It's an interesting question, particularly as an avenue to explore whether it's hardware or content that will provide the greatest push into Media 2.0. (For a great analysis of the event, read Bambi Francisco's piece in MarketWatch.)
But in the end, what strikes me most about the device/content question is that it points to a false dichotomy. Because in fact, media content and the devices that content lives on are becoming more deeply intertwined every day. If you have any doubt about whether that's so, just look to last week's search industry news.
Yahoo's mobile expansion. As of last week, Yahoo's oneSearch mobile platform is now available to 85% of mobile-Web accessible devices.
Obviously, the entire mobile Web is a great example of the shrinking gap between content and device, if only because the size and portability of a phone makes its existence as a device so hard to ignore. But oneSearch in particular makes that content/device divide still smaller. OneSearch knows the location of a user's phone, and utilizes that information to provide geographically-targeted search results. In other words, the device tells the content what to say.
Of course, location-based search content is only the beginning of how the mobile device itself influences the content that it carries. Since mobile devices are brought right up to the point of sale, they provide whole new vistas of Web-to-offline tracking, passback data, and point-of-sale messaging. Again, the device generates new avenues for the content that lives on it. And as mobile technology and user-based really expands over the next five years, the phones themselves will become increasingly crucial to developing mobile content -- including search content.
But it's not just the technology that controls the content. As content producers fit content to specific devices, device producers will look to fit their devices to the content it holds, thereby driving more value. Device producers may even look to control both the content and the device in ways they never have before. Probably the best-known example of that synergy, of course, is Apple's i-Kingdom.
Google's Pay-Per-Action. Another major shift came last week from Google's new Pay-Per-Action program. Still in beta, Google's pay-per-action currently exists only within Google's publisher network. But there's speculation that Google's long-term hope is to expand that payment model into search. (Google is following the lead here from third-tier engines like Snap, which already offers pay-per-action search buys.)

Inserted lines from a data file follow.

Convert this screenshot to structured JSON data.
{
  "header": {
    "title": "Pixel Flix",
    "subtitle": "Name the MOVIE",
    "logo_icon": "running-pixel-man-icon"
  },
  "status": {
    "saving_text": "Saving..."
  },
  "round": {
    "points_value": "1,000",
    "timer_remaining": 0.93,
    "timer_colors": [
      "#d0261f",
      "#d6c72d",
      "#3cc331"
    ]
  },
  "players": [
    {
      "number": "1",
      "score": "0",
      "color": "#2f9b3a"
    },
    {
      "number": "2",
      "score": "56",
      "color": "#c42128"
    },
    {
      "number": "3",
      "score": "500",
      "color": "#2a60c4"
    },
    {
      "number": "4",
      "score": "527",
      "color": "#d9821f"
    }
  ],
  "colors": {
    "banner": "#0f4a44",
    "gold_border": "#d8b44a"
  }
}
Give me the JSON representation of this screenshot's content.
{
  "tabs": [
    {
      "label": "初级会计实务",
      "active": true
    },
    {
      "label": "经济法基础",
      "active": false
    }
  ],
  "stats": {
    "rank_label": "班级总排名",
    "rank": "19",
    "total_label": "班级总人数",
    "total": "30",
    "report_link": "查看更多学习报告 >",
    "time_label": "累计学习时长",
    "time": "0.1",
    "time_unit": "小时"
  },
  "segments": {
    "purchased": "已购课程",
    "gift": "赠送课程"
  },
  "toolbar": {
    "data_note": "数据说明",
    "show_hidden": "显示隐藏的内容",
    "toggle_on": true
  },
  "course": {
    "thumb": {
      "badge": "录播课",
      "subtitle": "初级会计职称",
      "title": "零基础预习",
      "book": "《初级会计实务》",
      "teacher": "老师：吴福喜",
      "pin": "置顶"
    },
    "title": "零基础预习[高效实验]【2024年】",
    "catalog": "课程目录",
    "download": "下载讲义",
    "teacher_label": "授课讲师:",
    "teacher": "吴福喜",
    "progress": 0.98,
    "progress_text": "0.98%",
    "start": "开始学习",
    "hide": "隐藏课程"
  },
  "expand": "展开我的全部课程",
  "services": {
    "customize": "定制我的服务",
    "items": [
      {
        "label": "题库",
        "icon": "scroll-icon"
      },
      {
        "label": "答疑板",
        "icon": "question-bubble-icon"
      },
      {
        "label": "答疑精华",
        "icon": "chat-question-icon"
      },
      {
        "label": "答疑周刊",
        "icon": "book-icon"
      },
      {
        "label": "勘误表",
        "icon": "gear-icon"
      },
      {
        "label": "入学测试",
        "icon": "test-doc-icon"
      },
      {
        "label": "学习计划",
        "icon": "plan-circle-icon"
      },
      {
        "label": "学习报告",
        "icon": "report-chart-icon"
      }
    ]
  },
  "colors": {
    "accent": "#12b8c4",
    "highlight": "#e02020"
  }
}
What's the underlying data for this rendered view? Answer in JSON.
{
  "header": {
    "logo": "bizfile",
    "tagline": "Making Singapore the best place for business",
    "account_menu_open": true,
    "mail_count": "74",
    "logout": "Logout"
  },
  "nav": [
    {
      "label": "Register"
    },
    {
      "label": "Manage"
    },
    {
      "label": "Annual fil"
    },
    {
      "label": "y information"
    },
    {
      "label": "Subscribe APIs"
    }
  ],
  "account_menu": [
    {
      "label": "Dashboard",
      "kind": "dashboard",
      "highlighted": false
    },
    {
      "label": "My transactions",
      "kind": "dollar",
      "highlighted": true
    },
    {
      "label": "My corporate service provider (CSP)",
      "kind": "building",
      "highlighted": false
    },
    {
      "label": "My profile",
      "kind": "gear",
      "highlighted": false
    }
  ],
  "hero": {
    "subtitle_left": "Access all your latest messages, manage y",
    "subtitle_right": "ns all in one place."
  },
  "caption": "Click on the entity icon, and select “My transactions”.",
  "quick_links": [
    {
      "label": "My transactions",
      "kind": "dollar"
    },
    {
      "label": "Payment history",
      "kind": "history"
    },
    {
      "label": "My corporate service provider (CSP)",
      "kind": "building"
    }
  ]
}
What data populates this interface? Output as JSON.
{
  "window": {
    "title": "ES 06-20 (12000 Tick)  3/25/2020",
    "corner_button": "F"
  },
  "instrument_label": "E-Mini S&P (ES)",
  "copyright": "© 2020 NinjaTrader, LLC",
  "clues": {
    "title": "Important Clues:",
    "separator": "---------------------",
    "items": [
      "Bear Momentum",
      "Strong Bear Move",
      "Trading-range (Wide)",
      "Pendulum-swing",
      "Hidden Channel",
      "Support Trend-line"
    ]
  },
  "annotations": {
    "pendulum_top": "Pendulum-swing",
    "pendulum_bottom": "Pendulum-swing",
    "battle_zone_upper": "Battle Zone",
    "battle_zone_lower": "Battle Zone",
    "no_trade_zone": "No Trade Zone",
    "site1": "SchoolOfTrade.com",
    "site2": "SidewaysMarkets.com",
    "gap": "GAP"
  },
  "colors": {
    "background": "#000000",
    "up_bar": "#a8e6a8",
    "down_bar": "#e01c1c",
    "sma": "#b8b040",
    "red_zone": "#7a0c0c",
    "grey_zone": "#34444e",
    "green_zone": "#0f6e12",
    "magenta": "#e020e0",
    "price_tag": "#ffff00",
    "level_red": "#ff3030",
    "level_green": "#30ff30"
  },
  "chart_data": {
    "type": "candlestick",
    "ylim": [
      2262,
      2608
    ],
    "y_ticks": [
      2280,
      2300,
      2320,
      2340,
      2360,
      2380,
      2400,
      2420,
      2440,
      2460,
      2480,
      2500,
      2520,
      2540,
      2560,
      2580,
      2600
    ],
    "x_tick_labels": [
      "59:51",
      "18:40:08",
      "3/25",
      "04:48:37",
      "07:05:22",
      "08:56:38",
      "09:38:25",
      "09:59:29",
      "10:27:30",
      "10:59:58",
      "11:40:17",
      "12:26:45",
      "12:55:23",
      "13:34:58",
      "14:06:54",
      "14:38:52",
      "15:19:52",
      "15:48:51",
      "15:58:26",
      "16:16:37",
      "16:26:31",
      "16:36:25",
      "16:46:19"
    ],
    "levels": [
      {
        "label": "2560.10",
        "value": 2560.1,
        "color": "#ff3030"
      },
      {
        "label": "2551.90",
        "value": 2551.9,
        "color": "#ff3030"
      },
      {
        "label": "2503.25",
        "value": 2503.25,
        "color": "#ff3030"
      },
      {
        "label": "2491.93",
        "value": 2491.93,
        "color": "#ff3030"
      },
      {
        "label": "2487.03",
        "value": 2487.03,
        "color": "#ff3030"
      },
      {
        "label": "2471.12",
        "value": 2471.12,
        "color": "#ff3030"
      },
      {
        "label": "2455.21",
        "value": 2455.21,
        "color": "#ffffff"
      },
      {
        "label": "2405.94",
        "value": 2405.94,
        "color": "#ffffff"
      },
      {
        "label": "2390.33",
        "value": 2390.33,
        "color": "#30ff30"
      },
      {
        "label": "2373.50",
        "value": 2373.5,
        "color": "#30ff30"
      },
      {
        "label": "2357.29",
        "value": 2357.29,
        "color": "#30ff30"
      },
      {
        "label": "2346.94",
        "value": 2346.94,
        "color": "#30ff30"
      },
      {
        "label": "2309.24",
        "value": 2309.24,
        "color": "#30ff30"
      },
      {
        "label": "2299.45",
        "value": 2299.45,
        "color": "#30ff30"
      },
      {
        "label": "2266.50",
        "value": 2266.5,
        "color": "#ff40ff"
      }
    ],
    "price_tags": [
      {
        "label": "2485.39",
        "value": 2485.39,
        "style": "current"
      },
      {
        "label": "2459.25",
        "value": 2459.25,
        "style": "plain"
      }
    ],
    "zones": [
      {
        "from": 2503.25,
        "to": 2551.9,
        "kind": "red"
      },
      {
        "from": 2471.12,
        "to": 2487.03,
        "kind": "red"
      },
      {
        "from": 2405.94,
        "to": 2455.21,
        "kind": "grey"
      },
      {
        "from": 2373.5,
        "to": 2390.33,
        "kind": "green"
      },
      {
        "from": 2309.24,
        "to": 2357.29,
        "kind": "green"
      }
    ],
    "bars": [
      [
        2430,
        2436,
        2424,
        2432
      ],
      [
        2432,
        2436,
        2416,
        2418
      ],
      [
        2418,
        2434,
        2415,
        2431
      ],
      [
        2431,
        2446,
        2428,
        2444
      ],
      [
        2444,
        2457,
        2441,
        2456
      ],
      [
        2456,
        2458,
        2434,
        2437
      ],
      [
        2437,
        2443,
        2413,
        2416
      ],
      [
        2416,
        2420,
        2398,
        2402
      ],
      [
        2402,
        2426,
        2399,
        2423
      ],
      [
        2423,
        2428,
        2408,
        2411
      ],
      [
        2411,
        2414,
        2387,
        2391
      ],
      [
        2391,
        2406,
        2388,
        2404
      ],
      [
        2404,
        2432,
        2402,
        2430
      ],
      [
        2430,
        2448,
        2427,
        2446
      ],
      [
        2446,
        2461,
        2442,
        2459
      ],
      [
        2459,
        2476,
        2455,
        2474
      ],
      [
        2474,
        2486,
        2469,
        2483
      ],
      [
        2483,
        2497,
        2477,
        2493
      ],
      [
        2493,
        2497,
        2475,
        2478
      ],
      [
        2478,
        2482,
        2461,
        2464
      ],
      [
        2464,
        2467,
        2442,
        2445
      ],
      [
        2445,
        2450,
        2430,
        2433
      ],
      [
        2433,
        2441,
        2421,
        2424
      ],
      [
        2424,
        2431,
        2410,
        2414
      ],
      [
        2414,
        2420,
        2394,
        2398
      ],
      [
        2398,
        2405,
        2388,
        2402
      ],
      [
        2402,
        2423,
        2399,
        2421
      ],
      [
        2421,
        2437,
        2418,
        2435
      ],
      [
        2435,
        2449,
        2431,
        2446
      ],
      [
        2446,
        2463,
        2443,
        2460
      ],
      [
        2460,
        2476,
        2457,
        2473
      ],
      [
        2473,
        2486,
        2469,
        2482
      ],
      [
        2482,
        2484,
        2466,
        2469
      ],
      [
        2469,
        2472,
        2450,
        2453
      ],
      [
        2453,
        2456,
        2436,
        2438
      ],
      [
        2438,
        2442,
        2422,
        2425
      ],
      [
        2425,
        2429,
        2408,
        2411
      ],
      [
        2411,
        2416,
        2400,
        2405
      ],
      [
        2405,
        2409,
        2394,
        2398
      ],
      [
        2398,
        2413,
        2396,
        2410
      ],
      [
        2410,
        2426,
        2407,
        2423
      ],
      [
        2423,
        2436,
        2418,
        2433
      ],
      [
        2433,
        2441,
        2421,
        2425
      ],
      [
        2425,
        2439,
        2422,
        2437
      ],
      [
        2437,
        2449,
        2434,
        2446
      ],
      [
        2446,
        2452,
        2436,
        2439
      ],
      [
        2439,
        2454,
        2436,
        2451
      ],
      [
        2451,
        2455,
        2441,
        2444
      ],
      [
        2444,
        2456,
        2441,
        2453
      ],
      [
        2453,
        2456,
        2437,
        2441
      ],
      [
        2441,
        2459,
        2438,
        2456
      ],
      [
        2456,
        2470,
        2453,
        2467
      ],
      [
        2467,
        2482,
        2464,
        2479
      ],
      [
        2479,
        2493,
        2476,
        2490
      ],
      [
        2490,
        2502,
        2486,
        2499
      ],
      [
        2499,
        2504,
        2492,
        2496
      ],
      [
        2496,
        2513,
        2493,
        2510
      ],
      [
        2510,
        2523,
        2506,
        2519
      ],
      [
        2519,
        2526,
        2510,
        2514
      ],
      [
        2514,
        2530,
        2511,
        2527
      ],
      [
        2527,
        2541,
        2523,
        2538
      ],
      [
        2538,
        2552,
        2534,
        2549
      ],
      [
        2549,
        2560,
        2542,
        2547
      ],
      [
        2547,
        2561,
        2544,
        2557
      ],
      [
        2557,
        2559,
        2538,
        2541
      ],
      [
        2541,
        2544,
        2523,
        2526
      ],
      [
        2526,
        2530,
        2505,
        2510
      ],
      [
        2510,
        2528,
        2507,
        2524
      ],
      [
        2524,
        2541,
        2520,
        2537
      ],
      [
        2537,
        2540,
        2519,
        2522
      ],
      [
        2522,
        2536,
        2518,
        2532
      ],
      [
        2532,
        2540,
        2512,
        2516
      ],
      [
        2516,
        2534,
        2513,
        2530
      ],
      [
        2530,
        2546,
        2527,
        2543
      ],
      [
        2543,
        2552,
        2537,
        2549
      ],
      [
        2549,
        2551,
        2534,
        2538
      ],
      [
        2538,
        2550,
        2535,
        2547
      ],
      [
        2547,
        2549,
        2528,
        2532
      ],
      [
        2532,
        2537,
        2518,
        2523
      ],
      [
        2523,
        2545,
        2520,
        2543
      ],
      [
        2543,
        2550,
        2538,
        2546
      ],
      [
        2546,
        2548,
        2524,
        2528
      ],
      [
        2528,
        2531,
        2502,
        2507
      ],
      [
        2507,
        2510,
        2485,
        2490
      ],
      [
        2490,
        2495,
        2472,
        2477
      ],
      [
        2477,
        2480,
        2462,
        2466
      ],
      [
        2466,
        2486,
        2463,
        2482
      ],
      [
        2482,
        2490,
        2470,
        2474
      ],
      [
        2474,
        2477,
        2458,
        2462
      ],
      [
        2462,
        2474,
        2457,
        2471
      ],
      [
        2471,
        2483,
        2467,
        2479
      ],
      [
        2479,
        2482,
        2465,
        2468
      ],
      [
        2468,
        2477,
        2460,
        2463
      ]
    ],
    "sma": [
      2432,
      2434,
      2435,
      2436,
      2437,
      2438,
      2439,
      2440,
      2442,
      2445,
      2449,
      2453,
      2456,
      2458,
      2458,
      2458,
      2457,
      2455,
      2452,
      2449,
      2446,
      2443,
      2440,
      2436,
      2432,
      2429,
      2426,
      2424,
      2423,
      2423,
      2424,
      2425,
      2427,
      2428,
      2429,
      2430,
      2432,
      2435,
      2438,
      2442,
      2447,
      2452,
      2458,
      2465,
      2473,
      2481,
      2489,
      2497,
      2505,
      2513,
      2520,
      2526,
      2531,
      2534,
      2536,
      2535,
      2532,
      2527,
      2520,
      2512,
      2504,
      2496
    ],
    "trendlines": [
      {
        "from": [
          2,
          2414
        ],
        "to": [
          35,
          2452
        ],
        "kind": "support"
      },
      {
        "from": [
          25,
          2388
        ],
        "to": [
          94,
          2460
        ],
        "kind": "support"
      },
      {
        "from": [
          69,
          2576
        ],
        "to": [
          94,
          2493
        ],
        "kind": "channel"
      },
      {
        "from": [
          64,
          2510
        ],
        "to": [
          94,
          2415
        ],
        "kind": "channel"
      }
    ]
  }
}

Pay-per-action will ultimately impact the device/content divide, because it so strongly affects the search/business divide. In pay-per-click search, the engine's role ends once it delivers traffic to your door; the engine's role is only to provide leads. In pay-per-action search, on the other hand, the engine's role doesn't end until it provides an immediate value to your business (like a shopping cart checkout). The engine shifts roles from lead-provider to genuine partner.
Ultimately, that marketer-search engine synergy will impact the content-device synergy as well. That's because Google pay-per-action will inevitably expand to include complex offline actions. And to see how offline conversions can influence the relationship between device and content, see the mobile advertising discussion above.
The two examples above are just the tip of the iceberg of the device-content synergy that we'll see in the next five years. As I previously mentioned, Apple's iPods and iTunes are another example; as, in a sense, is software leader Microsoft's attempt to unseat Google. It's just not clear anymore where the hardware business ends and content begins.
Why it matters. The device/content discussion is more than just an exercise in classification. As the line between content and device begins to fade, marketing through content must increasingly incorporate the device that the content lives on.
By way of analogy, consider the transition from traditional creative to search creative. Agencies developing TV ads can ignore much of the technology that houses their Super Bowl ads. Search agencies don't have the luxury of ignoring backend technology -- as anyone who's needed to change ads on account of Panama can tell you. The more deeply content and technology are tied together, the more deeply the content needs to respond to the technology that gives rise to it. Taking the same example of Panama, it's also clear that such a technology/content relationship creates a real impact on the technology providers as well.
Similarly, as different devices offer new ways of interacting with content, success in advertising through those devices will need to take advantage of the targeting, metrics, and customer interaction capabilities that each device provides. That future need for content/device merger might not be so far away -- as Yahoo and Google both showed us this week.